— TO DO —
Could you copy all of the records below exactly as they appear?

Content starts

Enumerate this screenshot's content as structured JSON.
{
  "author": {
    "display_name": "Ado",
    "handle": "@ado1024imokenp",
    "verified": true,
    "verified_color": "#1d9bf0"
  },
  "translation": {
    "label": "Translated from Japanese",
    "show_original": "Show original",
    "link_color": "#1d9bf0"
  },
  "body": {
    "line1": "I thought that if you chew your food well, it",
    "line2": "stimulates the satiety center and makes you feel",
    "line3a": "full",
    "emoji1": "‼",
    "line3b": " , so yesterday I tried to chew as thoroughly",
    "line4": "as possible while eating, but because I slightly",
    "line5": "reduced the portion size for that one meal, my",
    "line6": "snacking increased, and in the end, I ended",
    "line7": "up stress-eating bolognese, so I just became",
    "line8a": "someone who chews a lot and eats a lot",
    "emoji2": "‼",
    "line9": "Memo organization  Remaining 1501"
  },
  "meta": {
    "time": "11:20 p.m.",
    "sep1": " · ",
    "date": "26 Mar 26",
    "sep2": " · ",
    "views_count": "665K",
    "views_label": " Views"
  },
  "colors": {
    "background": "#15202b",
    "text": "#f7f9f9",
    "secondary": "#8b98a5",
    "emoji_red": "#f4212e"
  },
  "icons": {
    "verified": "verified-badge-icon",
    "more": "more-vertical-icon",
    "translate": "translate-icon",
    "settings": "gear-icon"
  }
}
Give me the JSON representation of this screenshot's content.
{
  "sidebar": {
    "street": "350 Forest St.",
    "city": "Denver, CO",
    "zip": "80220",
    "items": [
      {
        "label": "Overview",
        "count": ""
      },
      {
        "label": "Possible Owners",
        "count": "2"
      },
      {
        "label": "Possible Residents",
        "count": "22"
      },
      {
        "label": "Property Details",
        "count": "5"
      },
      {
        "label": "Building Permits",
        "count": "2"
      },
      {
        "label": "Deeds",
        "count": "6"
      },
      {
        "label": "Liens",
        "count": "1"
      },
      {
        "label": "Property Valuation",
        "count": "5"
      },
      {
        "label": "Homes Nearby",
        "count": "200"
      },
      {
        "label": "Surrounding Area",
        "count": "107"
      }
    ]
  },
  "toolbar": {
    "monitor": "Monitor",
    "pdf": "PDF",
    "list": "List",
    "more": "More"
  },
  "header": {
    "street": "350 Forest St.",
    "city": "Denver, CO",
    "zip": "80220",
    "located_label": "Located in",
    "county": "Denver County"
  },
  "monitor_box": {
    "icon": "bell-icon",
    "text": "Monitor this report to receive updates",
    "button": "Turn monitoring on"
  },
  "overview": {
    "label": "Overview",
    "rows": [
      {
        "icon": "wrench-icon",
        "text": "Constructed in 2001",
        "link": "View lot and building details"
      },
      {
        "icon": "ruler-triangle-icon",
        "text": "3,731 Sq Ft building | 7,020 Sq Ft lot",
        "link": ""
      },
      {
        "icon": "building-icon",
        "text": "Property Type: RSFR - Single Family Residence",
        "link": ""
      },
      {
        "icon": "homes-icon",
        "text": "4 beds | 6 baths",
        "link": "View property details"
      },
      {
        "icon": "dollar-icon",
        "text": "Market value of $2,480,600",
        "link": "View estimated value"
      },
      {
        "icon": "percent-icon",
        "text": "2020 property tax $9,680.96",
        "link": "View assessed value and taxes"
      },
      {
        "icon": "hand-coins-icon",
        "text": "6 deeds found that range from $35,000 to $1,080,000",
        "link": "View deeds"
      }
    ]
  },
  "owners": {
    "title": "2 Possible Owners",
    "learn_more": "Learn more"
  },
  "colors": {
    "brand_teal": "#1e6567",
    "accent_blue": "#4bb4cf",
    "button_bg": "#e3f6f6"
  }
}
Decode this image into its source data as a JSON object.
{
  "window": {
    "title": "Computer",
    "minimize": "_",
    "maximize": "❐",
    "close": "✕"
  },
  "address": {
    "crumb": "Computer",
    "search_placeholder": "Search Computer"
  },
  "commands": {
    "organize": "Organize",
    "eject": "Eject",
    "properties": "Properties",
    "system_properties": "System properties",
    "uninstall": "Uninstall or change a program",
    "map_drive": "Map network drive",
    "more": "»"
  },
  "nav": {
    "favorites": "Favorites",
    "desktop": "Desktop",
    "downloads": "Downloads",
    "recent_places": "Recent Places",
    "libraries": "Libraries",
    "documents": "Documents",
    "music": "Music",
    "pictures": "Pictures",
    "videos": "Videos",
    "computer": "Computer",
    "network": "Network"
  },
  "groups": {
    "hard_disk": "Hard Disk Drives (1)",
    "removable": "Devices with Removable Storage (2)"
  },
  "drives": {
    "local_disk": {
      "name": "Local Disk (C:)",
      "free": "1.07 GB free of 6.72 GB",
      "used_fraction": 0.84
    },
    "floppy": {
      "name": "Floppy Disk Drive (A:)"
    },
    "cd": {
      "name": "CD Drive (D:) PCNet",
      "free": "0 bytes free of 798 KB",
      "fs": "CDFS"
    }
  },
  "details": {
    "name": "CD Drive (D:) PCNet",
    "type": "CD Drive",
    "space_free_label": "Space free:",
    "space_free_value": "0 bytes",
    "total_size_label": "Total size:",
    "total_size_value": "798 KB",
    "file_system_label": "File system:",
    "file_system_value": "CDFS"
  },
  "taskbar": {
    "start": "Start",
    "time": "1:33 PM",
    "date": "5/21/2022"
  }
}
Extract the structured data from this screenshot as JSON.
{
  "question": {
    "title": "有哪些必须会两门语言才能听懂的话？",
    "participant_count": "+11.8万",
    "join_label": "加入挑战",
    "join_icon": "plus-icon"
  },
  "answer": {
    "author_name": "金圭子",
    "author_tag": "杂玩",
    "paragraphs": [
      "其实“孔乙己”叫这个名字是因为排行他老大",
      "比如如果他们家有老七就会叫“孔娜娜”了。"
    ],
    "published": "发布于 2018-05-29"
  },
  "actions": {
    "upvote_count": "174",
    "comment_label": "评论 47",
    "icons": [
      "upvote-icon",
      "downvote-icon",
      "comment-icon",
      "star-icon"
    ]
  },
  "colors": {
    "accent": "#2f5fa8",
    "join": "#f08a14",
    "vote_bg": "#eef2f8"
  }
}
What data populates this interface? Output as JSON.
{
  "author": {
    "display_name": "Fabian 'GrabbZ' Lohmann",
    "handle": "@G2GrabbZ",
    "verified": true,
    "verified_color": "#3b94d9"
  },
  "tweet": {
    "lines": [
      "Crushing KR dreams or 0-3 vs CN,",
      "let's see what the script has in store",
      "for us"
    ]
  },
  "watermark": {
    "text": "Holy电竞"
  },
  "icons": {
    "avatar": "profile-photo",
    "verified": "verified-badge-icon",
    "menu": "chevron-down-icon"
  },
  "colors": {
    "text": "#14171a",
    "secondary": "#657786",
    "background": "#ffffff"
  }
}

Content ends

— RESULT —
Enumerate this screenshot's content as structured JSON.
{
  "author": {
    "display_name": "Ado",
    "handle": "@ado1024imokenp",
    "verified": true,
    "verified_color": "#1d9bf0"
  },
  "translation": {
    "label": "Translated from Japanese",
    "show_original": "Show original",
    "link_color": "#1d9bf0"
  },
  "body": {
    "line1": "I thought that if you chew your food well, it",
    "line2": "stimulates the satiety center and makes you feel",
    "line3a": "full",
    "emoji1": "‼",
    "line3b": " , so yesterday I tried to chew as thoroughly",
    "line4": "as possible while eating, but because I slightly",
    "line5": "reduced the portion size for that one meal, my",
    "line6": "snacking increased, and in the end, I ended",
    "line7": "up stress-eating bolognese, so I just became",
    "line8a": "someone who chews a lot and eats a lot",
    "emoji2": "‼",
    "line9": "Memo organization  Remaining 1501"
  },
  "meta": {
    "time": "11:20 p.m.",
    "sep1": " · ",
    "date": "26 Mar 26",
    "sep2": " · ",
    "views_count": "665K",
    "views_label": " Views"
  },
  "colors": {
    "background": "#15202b",
    "text": "#f7f9f9",
    "secondary": "#8b98a5",
    "emoji_red": "#f4212e"
  },
  "icons": {
    "verified": "verified-badge-icon",
    "more": "more-vertical-icon",
    "translate": "translate-icon",
    "settings": "gear-icon"
  }
}
Give me the JSON representation of this screenshot's content.
{
  "sidebar": {
    "street": "350 Forest St.",
    "city": "Denver, CO",
    "zip": "80220",
    "items": [
      {
        "label": "Overview",
        "count": ""
      },
      {
        "label": "Possible Owners",
        "count": "2"
      },
      {
        "label": "Possible Residents",
        "count": "22"
      },
      {
        "label": "Property Details",
        "count": "5"
      },
      {
        "label": "Building Permits",
        "count": "2"
      },
      {
        "label": "Deeds",
        "count": "6"
      },
      {
        "label": "Liens",
        "count": "1"
      },
      {
        "label": "Property Valuation",
        "count": "5"
      },
      {
        "label": "Homes Nearby",
        "count": "200"
      },
      {
        "label": "Surrounding Area",
        "count": "107"
      }
    ]
  },
  "toolbar": {
    "monitor": "Monitor",
    "pdf": "PDF",
    "list": "List",
    "more": "More"
  },
  "header": {
    "street": "350 Forest St.",
    "city": "Denver, CO",
    "zip": "80220",
    "located_label": "Located in",
    "county": "Denver County"
  },
  "monitor_box": {
    "icon": "bell-icon",
    "text": "Monitor this report to receive updates",
    "button": "Turn monitoring on"
  },
  "overview": {
    "label": "Overview",
    "rows": [
      {
        "icon": "wrench-icon",
        "text": "Constructed in 2001",
        "link": "View lot and building details"
      },
      {
        "icon": "ruler-triangle-icon",
        "text": "3,731 Sq Ft building | 7,020 Sq Ft lot",
        "link": ""
      },
      {
        "icon": "building-icon",
        "text": "Property Type: RSFR - Single Family Residence",
        "link": ""
      },
      {
        "icon": "homes-icon",
        "text": "4 beds | 6 baths",
        "link": "View property details"
      },
      {
        "icon": "dollar-icon",
        "text": "Market value of $2,480,600",
        "link": "View estimated value"
      },
      {
        "icon": "percent-icon",
        "text": "2020 property tax $9,680.96",
        "link": "View assessed value and taxes"
      },
      {
        "icon": "hand-coins-icon",
        "text": "6 deeds found that range from $35,000 to $1,080,000",
        "link": "View deeds"
      }
    ]
  },
  "owners": {
    "title": "2 Possible Owners",
    "learn_more": "Learn more"
  },
  "colors": {
    "brand_teal": "#1e6567",
    "accent_blue": "#4bb4cf",
    "button_bg": "#e3f6f6"
  }
}
Decode this image into its source data as a JSON object.
{
  "window": {
    "title": "Computer",
    "minimize": "_",
    "maximize": "❐",
    "close": "✕"
  },
  "address": {
    "crumb": "Computer",
    "search_placeholder": "Search Computer"
  },
  "commands": {
    "organize": "Organize",
    "eject": "Eject",
    "properties": "Properties",
    "system_properties": "System properties",
    "uninstall": "Uninstall or change a program",
    "map_drive": "Map network drive",
    "more": "»"
  },
  "nav": {
    "favorites": "Favorites",
    "desktop": "Desktop",
    "downloads": "Downloads",
    "recent_places": "Recent Places",
    "libraries": "Libraries",
    "documents": "Documents",
    "music": "Music",
    "pictures": "Pictures",
    "videos": "Videos",
    "computer": "Computer",
    "network": "Network"
  },
  "groups": {
    "hard_disk": "Hard Disk Drives (1)",
    "removable": "Devices with Removable Storage (2)"
  },
  "drives": {
    "local_disk": {
      "name": "Local Disk (C:)",
      "free": "1.07 GB free of 6.72 GB",
      "used_fraction": 0.84
    },
    "floppy": {
      "name": "Floppy Disk Drive (A:)"
    },
    "cd": {
      "name": "CD Drive (D:) PCNet",
      "free": "0 bytes free of 798 KB",
      "fs": "CDFS"
    }
  },
  "details": {
    "name": "CD Drive (D:) PCNet",
    "type": "CD Drive",
    "space_free_label": "Space free:",
    "space_free_value": "0 bytes",
    "total_size_label": "Total size:",
    "total_size_value": "798 KB",
    "file_system_label": "File system:",
    "file_system_value": "CDFS"
  },
  "taskbar": {
    "start": "Start",
    "time": "1:33 PM",
    "date": "5/21/2022"
  }
}
Extract the structured data from this screenshot as JSON.
{
  "question": {
    "title": "有哪些必须会两门语言才能听懂的话？",
    "participant_count": "+11.8万",
    "join_label": "加入挑战",
    "join_icon": "plus-icon"
  },
  "answer": {
    "author_name": "金圭子",
    "author_tag": "杂玩",
    "paragraphs": [
      "其实“孔乙己”叫这个名字是因为排行他老大",
      "比如如果他们家有老七就会叫“孔娜娜”了。"
    ],
    "published": "发布于 2018-05-29"
  },
  "actions": {
    "upvote_count": "174",
    "comment_label": "评论 47",
    "icons": [
      "upvote-icon",
      "downvote-icon",
      "comment-icon",
      "star-icon"
    ]
  },
  "colors": {
    "accent": "#2f5fa8",
    "join": "#f08a14",
    "vote_bg": "#eef2f8"
  }
}
What data populates this interface? Output as JSON.
{
  "author": {
    "display_name": "Fabian 'GrabbZ' Lohmann",
    "handle": "@G2GrabbZ",
    "verified": true,
    "verified_color": "#3b94d9"
  },
  "tweet": {
    "lines": [
      "Crushing KR dreams or 0-3 vs CN,",
      "let's see what the script has in store",
      "for us"
    ]
  },
  "watermark": {
    "text": "Holy电竞"
  },
  "icons": {
    "avatar": "profile-photo",
    "verified": "verified-badge-icon",
    "menu": "chevron-down-icon"
  },
  "colors": {
    "text": "#14171a",
    "secondary": "#657786",
    "background": "#ffffff"
  }
}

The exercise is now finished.